(Beginning of Data for the task)

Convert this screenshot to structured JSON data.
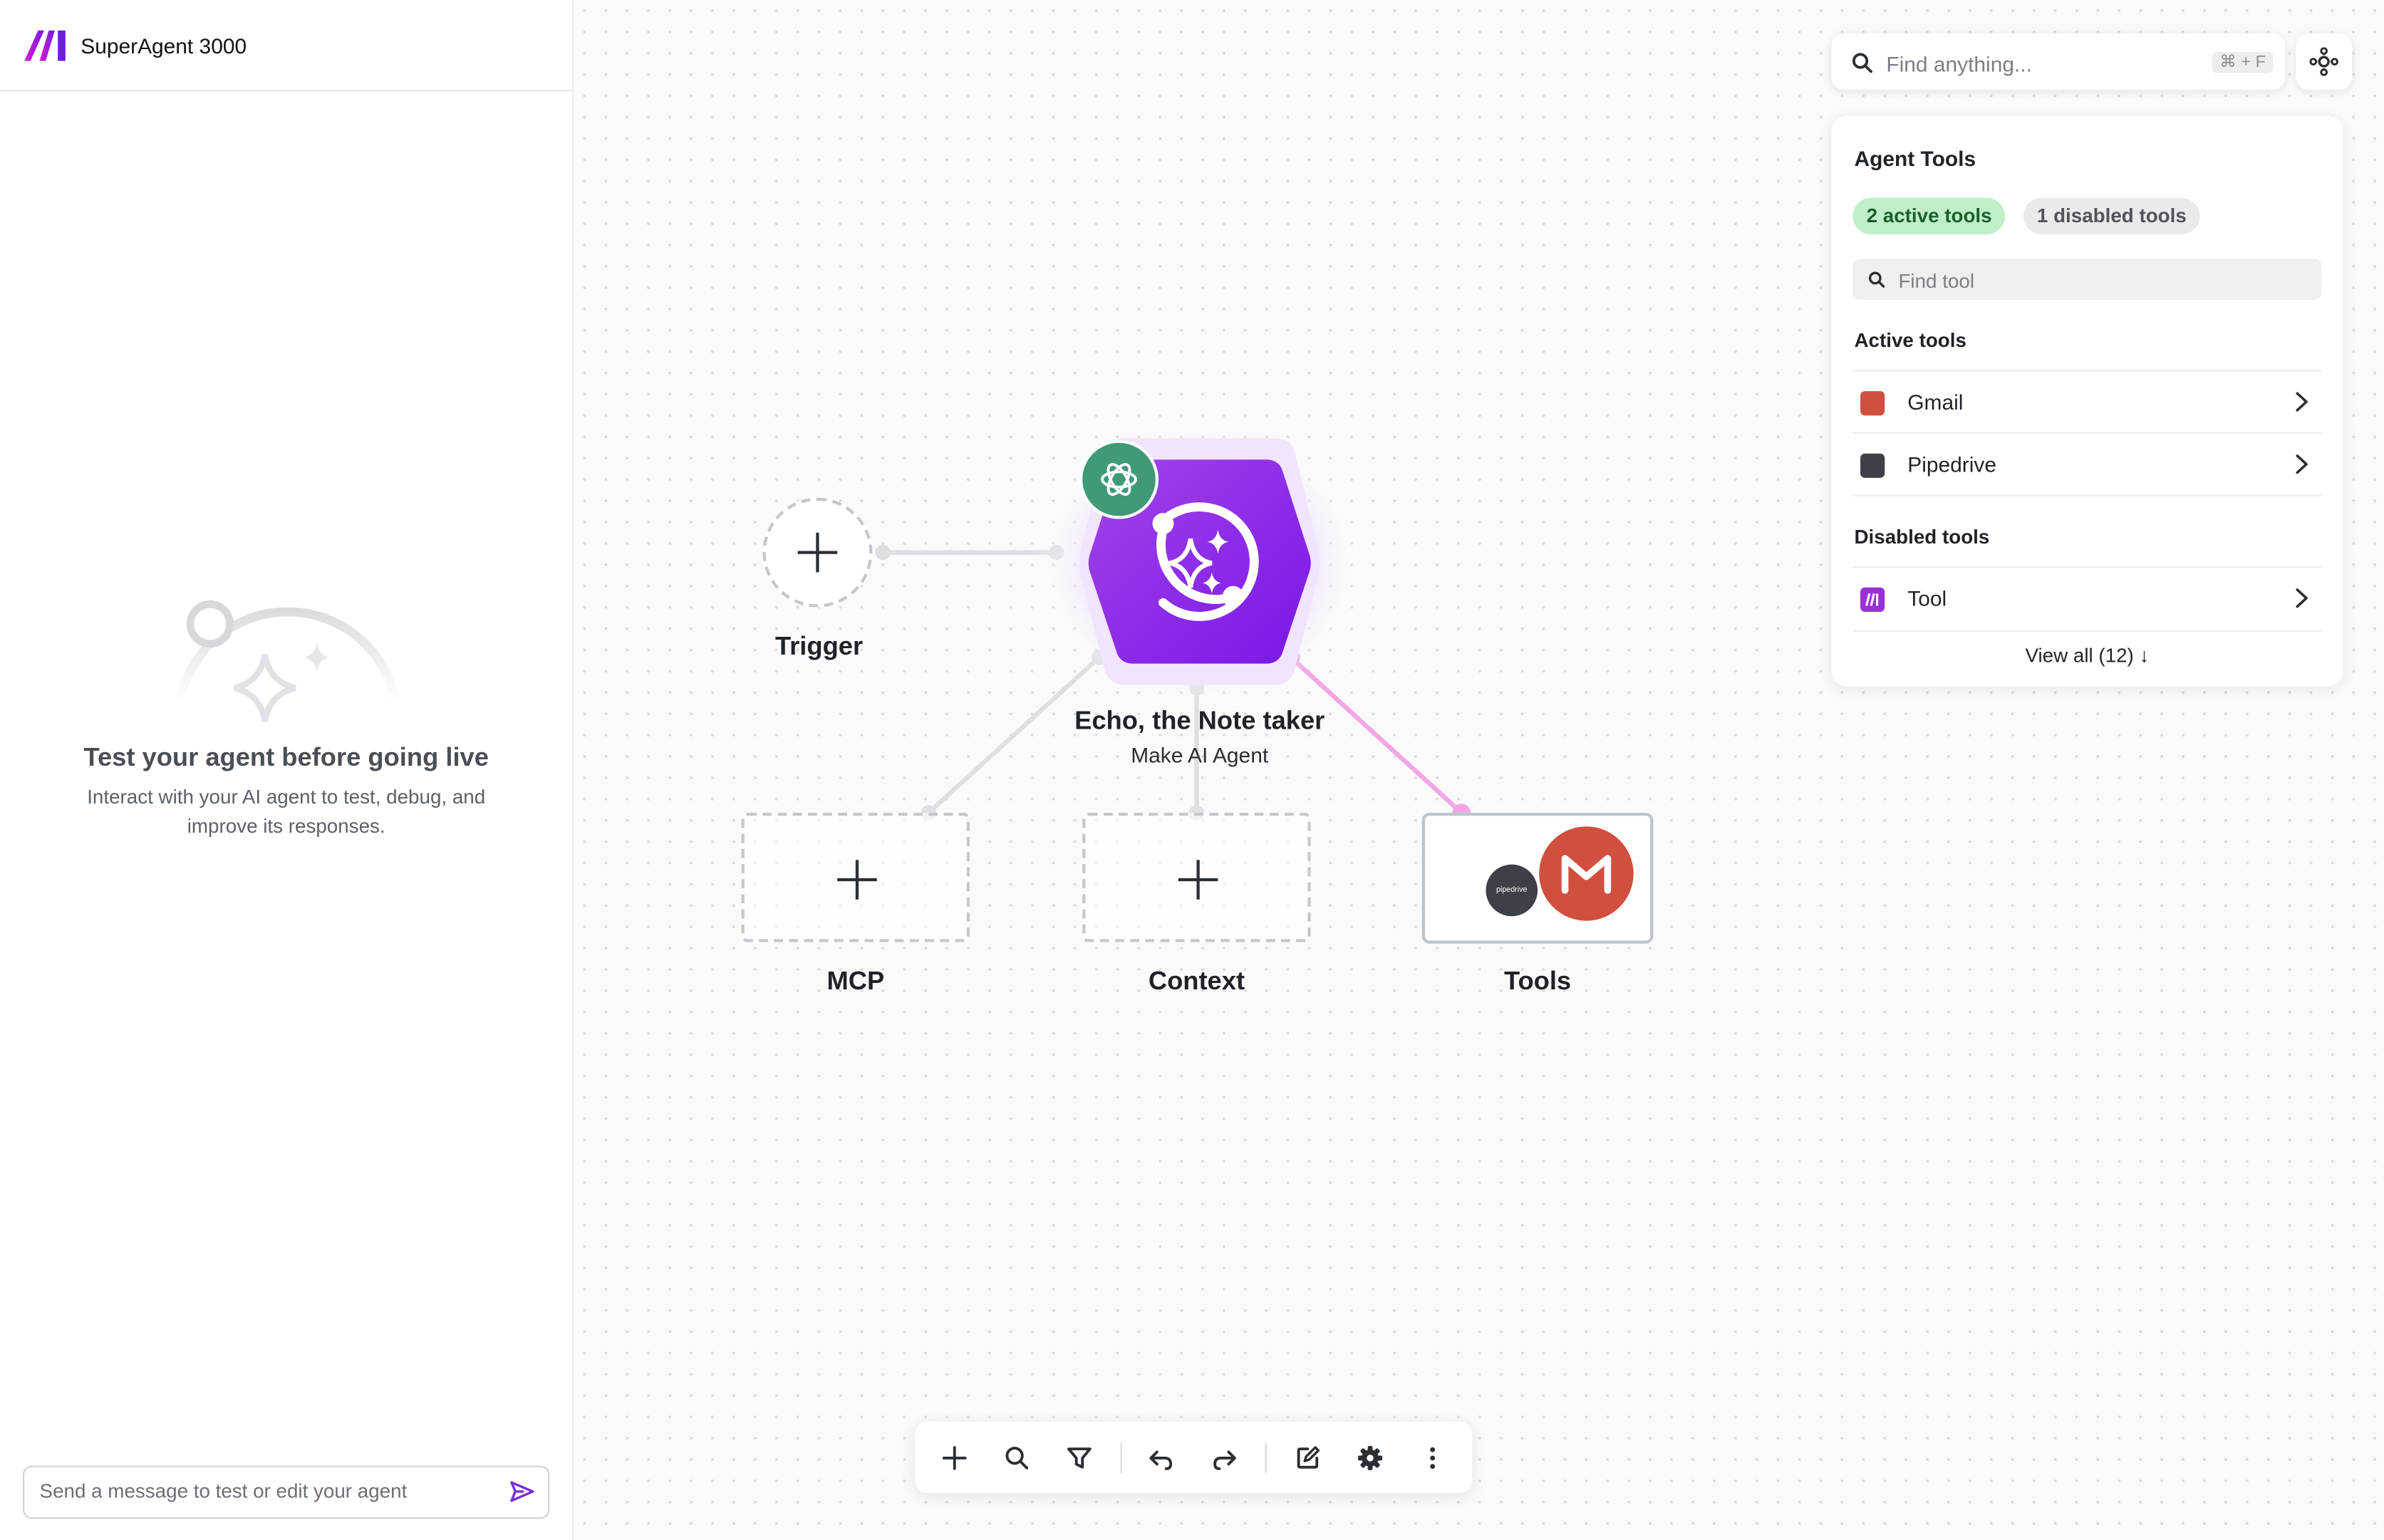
{
  "app": {
    "title": "SuperAgent 3000"
  },
  "chat": {
    "empty_title": "Test your agent before going live",
    "empty_subtitle": "Interact with your AI agent to test, debug, and improve its responses.",
    "input_placeholder": "Send a message to test or edit your agent"
  },
  "canvas": {
    "nodes": {
      "trigger": "Trigger",
      "agent_title": "Echo, the Note taker",
      "agent_subtitle": "Make AI Agent",
      "mcp": "MCP",
      "context": "Context",
      "tools": "Tools",
      "pipedrive_badge": "pipedrive"
    }
  },
  "search": {
    "placeholder": "Find anything...",
    "shortcut": "⌘ + F"
  },
  "tools_panel": {
    "title": "Agent Tools",
    "active_chip": "2 active tools",
    "disabled_chip": "1 disabled tools",
    "find_placeholder": "Find tool",
    "active_label": "Active tools",
    "active": [
      {
        "name": "Gmail",
        "color": "#d14f3f"
      },
      {
        "name": "Pipedrive",
        "color": "#3d4147"
      }
    ],
    "disabled_label": "Disabled tools",
    "disabled": [
      {
        "name": "Tool",
        "color": "#9b2fd6"
      }
    ],
    "view_all": "View all (12) ↓"
  },
  "colors": {
    "brand": "#8a2be2",
    "agent_node": "#8b22e8",
    "openai_badge": "#3f9a76",
    "tools_connector": "#f3a6e6",
    "active_chip_bg": "#bfefc9"
  },
  "toolbar": {
    "icons": [
      "plus-icon",
      "search-icon",
      "filter-icon",
      "undo-icon",
      "redo-icon",
      "edit-icon",
      "gear-icon",
      "more-vertical-icon"
    ]
  }
}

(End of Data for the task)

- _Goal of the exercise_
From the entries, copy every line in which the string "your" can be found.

- _Task output_
    "empty_title": "Test your agent before going live",
    "empty_subtitle": "Interact with your AI agent to test, debug, and improve its responses.",
    "input_placeholder": "Send a message to test or edit your agent"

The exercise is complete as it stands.